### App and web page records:
BEGIN
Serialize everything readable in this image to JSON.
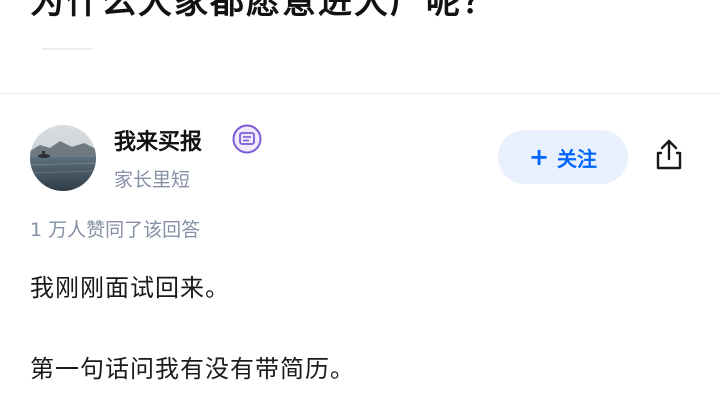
{
  "question": {
    "title": "为什么大家都愿意进大厂呢？"
  },
  "author": {
    "name": "我来买报",
    "description": "家长里短",
    "badge_icon": "message-badge-icon",
    "avatar_icon": "lake-landscape-avatar"
  },
  "actions": {
    "follow_label": "关注",
    "follow_icon": "plus-icon",
    "share_icon": "share-icon"
  },
  "answer": {
    "agree_text": "1 万人赞同了该回答",
    "paragraphs": [
      "我刚刚面试回来。",
      "第一句话问我有没有带简历。"
    ]
  },
  "colors": {
    "accent": "#0066ff",
    "follow_bg": "#e8f0fd",
    "meta_text": "#8590a6",
    "badge": "#7b5cd6"
  }
}
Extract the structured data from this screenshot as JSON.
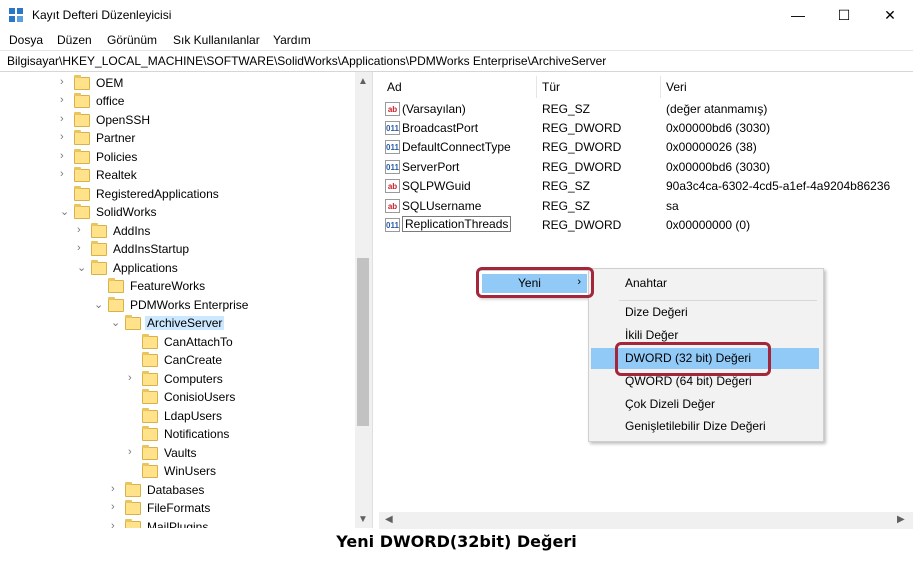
{
  "window": {
    "title": "Kayıt Defteri Düzenleyicisi",
    "minimize_glyph": "—",
    "maximize_glyph": "☐",
    "close_glyph": "✕"
  },
  "menu": [
    "Dosya",
    "Düzen",
    "Görünüm",
    "Sık Kullanılanlar",
    "Yardım"
  ],
  "address": "Bilgisayar\\HKEY_LOCAL_MACHINE\\SOFTWARE\\SolidWorks\\Applications\\PDMWorks Enterprise\\ArchiveServer",
  "tree": [
    {
      "label": "OEM",
      "expander": "›"
    },
    {
      "label": "office",
      "expander": "›"
    },
    {
      "label": "OpenSSH",
      "expander": "›"
    },
    {
      "label": "Partner",
      "expander": "›"
    },
    {
      "label": "Policies",
      "expander": "›"
    },
    {
      "label": "Realtek",
      "expander": "›"
    },
    {
      "label": "RegisteredApplications",
      "expander": ""
    },
    {
      "label": "SolidWorks",
      "expander": "⌄"
    },
    {
      "label": "AddIns",
      "expander": "›"
    },
    {
      "label": "AddInsStartup",
      "expander": "›"
    },
    {
      "label": "Applications",
      "expander": "⌄"
    },
    {
      "label": "FeatureWorks",
      "expander": ""
    },
    {
      "label": "PDMWorks Enterprise",
      "expander": "⌄"
    },
    {
      "label": "ArchiveServer",
      "expander": "⌄"
    },
    {
      "label": "CanAttachTo",
      "expander": ""
    },
    {
      "label": "CanCreate",
      "expander": ""
    },
    {
      "label": "Computers",
      "expander": "›"
    },
    {
      "label": "ConisioUsers",
      "expander": ""
    },
    {
      "label": "LdapUsers",
      "expander": ""
    },
    {
      "label": "Notifications",
      "expander": ""
    },
    {
      "label": "Vaults",
      "expander": "›"
    },
    {
      "label": "WinUsers",
      "expander": ""
    },
    {
      "label": "Databases",
      "expander": "›"
    },
    {
      "label": "FileFormats",
      "expander": "›"
    },
    {
      "label": "MailPlugins",
      "expander": "›"
    }
  ],
  "list": {
    "headers": {
      "name": "Ad",
      "type": "Tür",
      "data": "Veri"
    },
    "rows": [
      {
        "icon": "ab",
        "name": "(Varsayılan)",
        "type": "REG_SZ",
        "data": "(değer atanmamış)"
      },
      {
        "icon": "011",
        "name": "BroadcastPort",
        "type": "REG_DWORD",
        "data": "0x00000bd6 (3030)"
      },
      {
        "icon": "011",
        "name": "DefaultConnectType",
        "type": "REG_DWORD",
        "data": "0x00000026 (38)"
      },
      {
        "icon": "011",
        "name": "ServerPort",
        "type": "REG_DWORD",
        "data": "0x00000bd6 (3030)"
      },
      {
        "icon": "ab",
        "name": "SQLPWGuid",
        "type": "REG_SZ",
        "data": "90a3c4ca-6302-4cd5-a1ef-4a9204b86236"
      },
      {
        "icon": "ab",
        "name": "SQLUsername",
        "type": "REG_SZ",
        "data": "sa"
      },
      {
        "icon": "011",
        "name": "ReplicationThreads",
        "type": "REG_DWORD",
        "data": "0x00000000 (0)"
      }
    ]
  },
  "context_menu": {
    "parent_label": "Yeni",
    "parent_arrow": "›",
    "items": [
      "Anahtar",
      "Dize Değeri",
      "İkili Değer",
      "DWORD (32 bit) Değeri",
      "QWORD (64 bit) Değeri",
      "Çok Dizeli Değer",
      "Genişletilebilir Dize Değeri"
    ],
    "highlighted": "DWORD (32 bit) Değeri"
  },
  "caption": "Yeni DWORD(32bit) Değeri",
  "colors": {
    "highlight": "#91c9f7",
    "selection": "#cce8ff",
    "annotation": "#a3263a"
  }
}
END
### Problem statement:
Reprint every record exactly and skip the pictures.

### Result of the task:
Serialize everything readable in this image to JSON.
{
  "question": {
    "title": "为什么大家都愿意进大厂呢？"
  },
  "author": {
    "name": "我来买报",
    "description": "家长里短",
    "badge_icon": "message-badge-icon",
    "avatar_icon": "lake-landscape-avatar"
  },
  "actions": {
    "follow_label": "关注",
    "follow_icon": "plus-icon",
    "share_icon": "share-icon"
  },
  "answer": {
    "agree_text": "1 万人赞同了该回答",
    "paragraphs": [
      "我刚刚面试回来。",
      "第一句话问我有没有带简历。"
    ]
  },
  "colors": {
    "accent": "#0066ff",
    "follow_bg": "#e8f0fd",
    "meta_text": "#8590a6",
    "badge": "#7b5cd6"
  }
}
Extract the structured data from this screenshot as JSON.
{
  "window": {
    "title": "Kayıt Defteri Düzenleyicisi",
    "minimize_glyph": "—",
    "maximize_glyph": "☐",
    "close_glyph": "✕"
  },
  "menu": [
    "Dosya",
    "Düzen",
    "Görünüm",
    "Sık Kullanılanlar",
    "Yardım"
  ],
  "address": "Bilgisayar\\HKEY_LOCAL_MACHINE\\SOFTWARE\\SolidWorks\\Applications\\PDMWorks Enterprise\\ArchiveServer",
  "tree": [
    {
      "label": "OEM",
      "expander": "›"
    },
    {
      "label": "office",
      "expander": "›"
    },
    {
      "label": "OpenSSH",
      "expander": "›"
    },
    {
      "label": "Partner",
      "expander": "›"
    },
    {
      "label": "Policies",
      "expander": "›"
    },
    {
      "label": "Realtek",
      "expander": "›"
    },
    {
      "label": "RegisteredApplications",
      "expander": ""
    },
    {
      "label": "SolidWorks",
      "expander": "⌄"
    },
    {
      "label": "AddIns",
      "expander": "›"
    },
    {
      "label": "AddInsStartup",
      "expander": "›"
    },
    {
      "label": "Applications",
      "expander": "⌄"
    },
    {
      "label": "FeatureWorks",
      "expander": ""
    },
    {
      "label": "PDMWorks Enterprise",
      "expander": "⌄"
    },
    {
      "label": "ArchiveServer",
      "expander": "⌄"
    },
    {
      "label": "CanAttachTo",
      "expander": ""
    },
    {
      "label": "CanCreate",
      "expander": ""
    },
    {
      "label": "Computers",
      "expander": "›"
    },
    {
      "label": "ConisioUsers",
      "expander": ""
    },
    {
      "label": "LdapUsers",
      "expander": ""
    },
    {
      "label": "Notifications",
      "expander": ""
    },
    {
      "label": "Vaults",
      "expander": "›"
    },
    {
      "label": "WinUsers",
      "expander": ""
    },
    {
      "label": "Databases",
      "expander": "›"
    },
    {
      "label": "FileFormats",
      "expander": "›"
    },
    {
      "label": "MailPlugins",
      "expander": "›"
    }
  ],
  "list": {
    "headers": {
      "name": "Ad",
      "type": "Tür",
      "data": "Veri"
    },
    "rows": [
      {
        "icon": "ab",
        "name": "(Varsayılan)",
        "type": "REG_SZ",
        "data": "(değer atanmamış)"
      },
      {
        "icon": "011",
        "name": "BroadcastPort",
        "type": "REG_DWORD",
        "data": "0x00000bd6 (3030)"
      },
      {
        "icon": "011",
        "name": "DefaultConnectType",
        "type": "REG_DWORD",
        "data": "0x00000026 (38)"
      },
      {
        "icon": "011",
        "name": "ServerPort",
        "type": "REG_DWORD",
        "data": "0x00000bd6 (3030)"
      },
      {
        "icon": "ab",
        "name": "SQLPWGuid",
        "type": "REG_SZ",
        "data": "90a3c4ca-6302-4cd5-a1ef-4a9204b86236"
      },
      {
        "icon": "ab",
        "name": "SQLUsername",
        "type": "REG_SZ",
        "data": "sa"
      },
      {
        "icon": "011",
        "name": "ReplicationThreads",
        "type": "REG_DWORD",
        "data": "0x00000000 (0)"
      }
    ]
  },
  "context_menu": {
    "parent_label": "Yeni",
    "parent_arrow": "›",
    "items": [
      "Anahtar",
      "Dize Değeri",
      "İkili Değer",
      "DWORD (32 bit) Değeri",
      "QWORD (64 bit) Değeri",
      "Çok Dizeli Değer",
      "Genişletilebilir Dize Değeri"
    ],
    "highlighted": "DWORD (32 bit) Değeri"
  },
  "caption": "Yeni DWORD(32bit) Değeri",
  "colors": {
    "highlight": "#91c9f7",
    "selection": "#cce8ff",
    "annotation": "#a3263a"
  }
}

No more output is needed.